▶ [Task objective]: Return the entries verbatim and drop every picture.

▶ [Material for the task]:
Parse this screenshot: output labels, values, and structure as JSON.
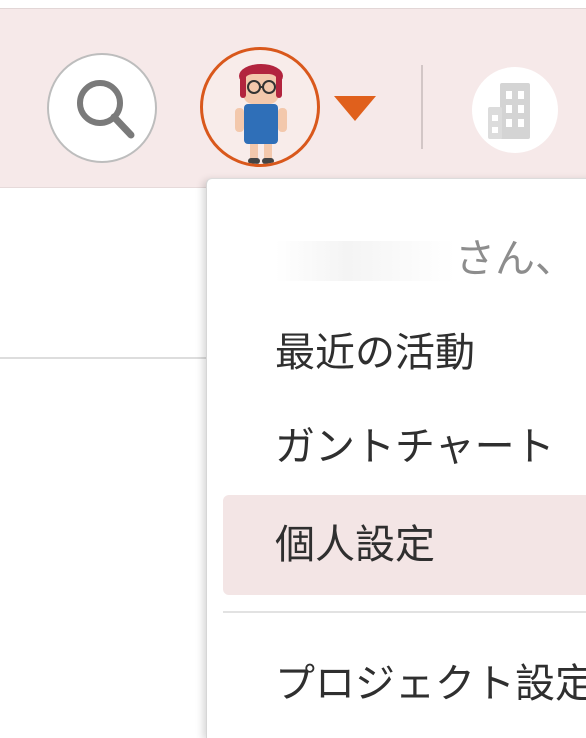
{
  "header": {
    "search_icon": "search-icon",
    "avatar_icon": "user-avatar",
    "menu_caret_icon": "caret-down-icon",
    "org_icon": "building-icon",
    "colors": {
      "bar": "#f6e9e9",
      "accent": "#e0601c"
    }
  },
  "user_menu": {
    "user_name_suffix": "さん、",
    "items": [
      {
        "label": "最近の活動"
      },
      {
        "label": "ガントチャート"
      },
      {
        "label": "個人設定",
        "highlighted": true
      },
      {
        "label": "プロジェクト設定"
      }
    ]
  }
}
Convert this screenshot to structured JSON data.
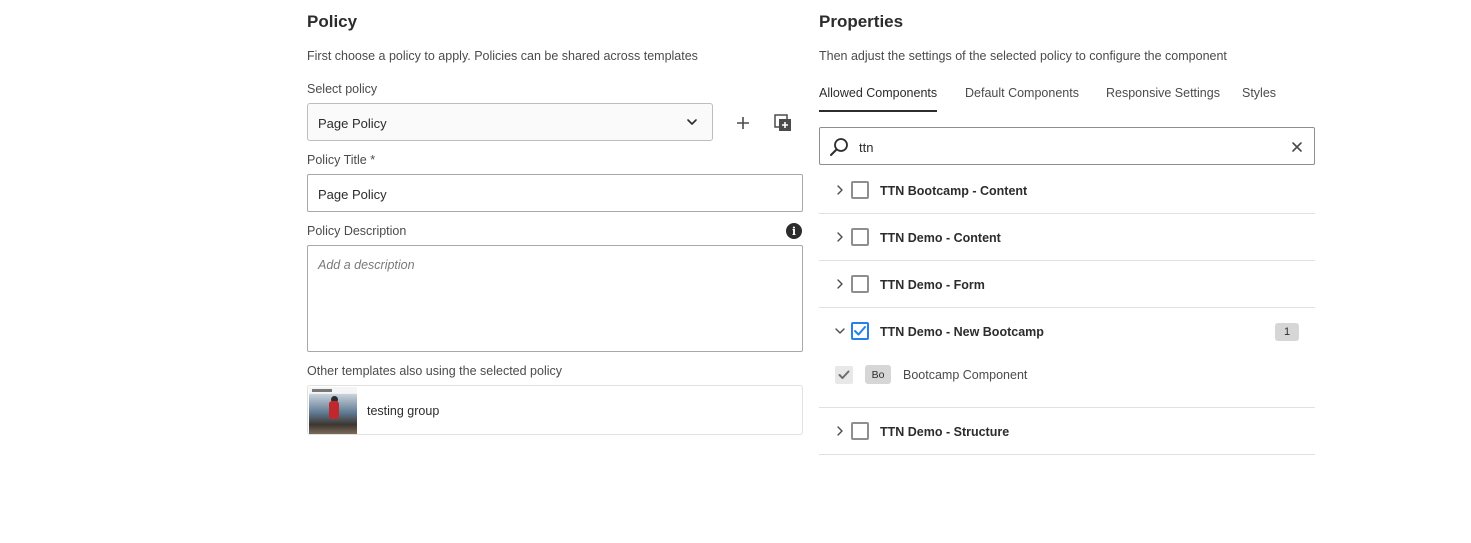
{
  "policy": {
    "heading": "Policy",
    "description": "First choose a policy to apply. Policies can be shared across templates",
    "select_label": "Select policy",
    "select_value": "Page Policy",
    "title_label": "Policy Title *",
    "title_value": "Page Policy",
    "description_label": "Policy Description",
    "description_placeholder": "Add a description",
    "other_templates_label": "Other templates also using the selected policy",
    "templates": [
      {
        "name": "testing group"
      }
    ]
  },
  "properties": {
    "heading": "Properties",
    "description": "Then adjust the settings of the selected policy to configure the component",
    "tabs": [
      {
        "label": "Allowed Components",
        "active": true
      },
      {
        "label": "Default Components",
        "active": false
      },
      {
        "label": "Responsive Settings",
        "active": false
      },
      {
        "label": "Styles",
        "active": false
      }
    ],
    "search_value": "ttn",
    "groups": [
      {
        "label": "TTN Bootcamp - Content",
        "checked": false,
        "expanded": false
      },
      {
        "label": "TTN Demo - Content",
        "checked": false,
        "expanded": false
      },
      {
        "label": "TTN Demo - Form",
        "checked": false,
        "expanded": false
      },
      {
        "label": "TTN Demo - New Bootcamp",
        "checked": true,
        "expanded": true,
        "count": "1",
        "children": [
          {
            "abbr": "Bo",
            "name": "Bootcamp Component",
            "checked": true
          }
        ]
      },
      {
        "label": "TTN Demo - Structure",
        "checked": false,
        "expanded": false
      }
    ]
  },
  "icons": {
    "select_chevron": "chevron-down-icon",
    "add": "plus-icon",
    "duplicate": "copy-add-icon",
    "info": "info-icon",
    "search": "search-icon",
    "clear": "close-icon",
    "expand": "chevron-right-icon",
    "collapse": "chevron-down-icon",
    "check": "checkmark-icon"
  },
  "colors": {
    "accent": "#2680eb",
    "text": "#2c2c2c",
    "border": "#a8a8a8"
  }
}
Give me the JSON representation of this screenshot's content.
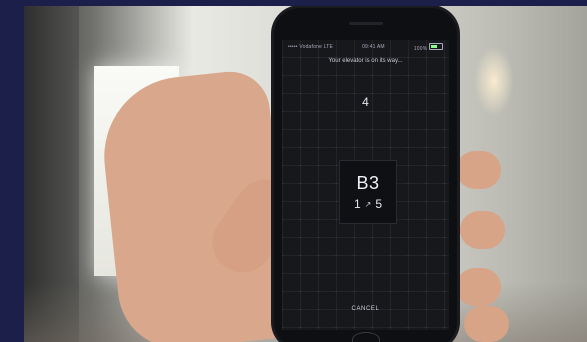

▶ [Task response]:
Parse this screenshot: output labels, values, and structure as JSON.
{
  "header": {
    "search_icon": "search-icon",
    "avatar_icon": "user-avatar",
    "menu_caret_icon": "caret-down-icon",
    "org_icon": "building-icon",
    "colors": {
      "bar": "#f6e9e9",
      "accent": "#e0601c"
    }
  },
  "user_menu": {
    "user_name_suffix": "さん、",
    "items": [
      {
        "label": "最近の活動"
      },
      {
        "label": "ガントチャート"
      },
      {
        "label": "個人設定",
        "highlighted": true
      },
      {
        "label": "プロジェクト設定"
      }
    ]
  }
}
Convert this screenshot to structured JSON data.
{
  "policy": {
    "heading": "Policy",
    "description": "First choose a policy to apply. Policies can be shared across templates",
    "select_label": "Select policy",
    "select_value": "Page Policy",
    "title_label": "Policy Title *",
    "title_value": "Page Policy",
    "description_label": "Policy Description",
    "description_placeholder": "Add a description",
    "other_templates_label": "Other templates also using the selected policy",
    "templates": [
      {
        "name": "testing group"
      }
    ]
  },
  "properties": {
    "heading": "Properties",
    "description": "Then adjust the settings of the selected policy to configure the component",
    "tabs": [
      {
        "label": "Allowed Components",
        "active": true
      },
      {
        "label": "Default Components",
        "active": false
      },
      {
        "label": "Responsive Settings",
        "active": false
      },
      {
        "label": "Styles",
        "active": false
      }
    ],
    "search_value": "ttn",
    "groups": [
      {
        "label": "TTN Bootcamp - Content",
        "checked": false,
        "expanded": false
      },
      {
        "label": "TTN Demo - Content",
        "checked": false,
        "expanded": false
      },
      {
        "label": "TTN Demo - Form",
        "checked": false,
        "expanded": false
      },
      {
        "label": "TTN Demo - New Bootcamp",
        "checked": true,
        "expanded": true,
        "count": "1",
        "children": [
          {
            "abbr": "Bo",
            "name": "Bootcamp Component",
            "checked": true
          }
        ]
      },
      {
        "label": "TTN Demo - Structure",
        "checked": false,
        "expanded": false
      }
    ]
  },
  "icons": {
    "select_chevron": "chevron-down-icon",
    "add": "plus-icon",
    "duplicate": "copy-add-icon",
    "info": "info-icon",
    "search": "search-icon",
    "clear": "close-icon",
    "expand": "chevron-right-icon",
    "collapse": "chevron-down-icon",
    "check": "checkmark-icon"
  },
  "colors": {
    "accent": "#2680eb",
    "text": "#2c2c2c",
    "border": "#a8a8a8"
  }
}
Give me the JSON representation of this screenshot's content.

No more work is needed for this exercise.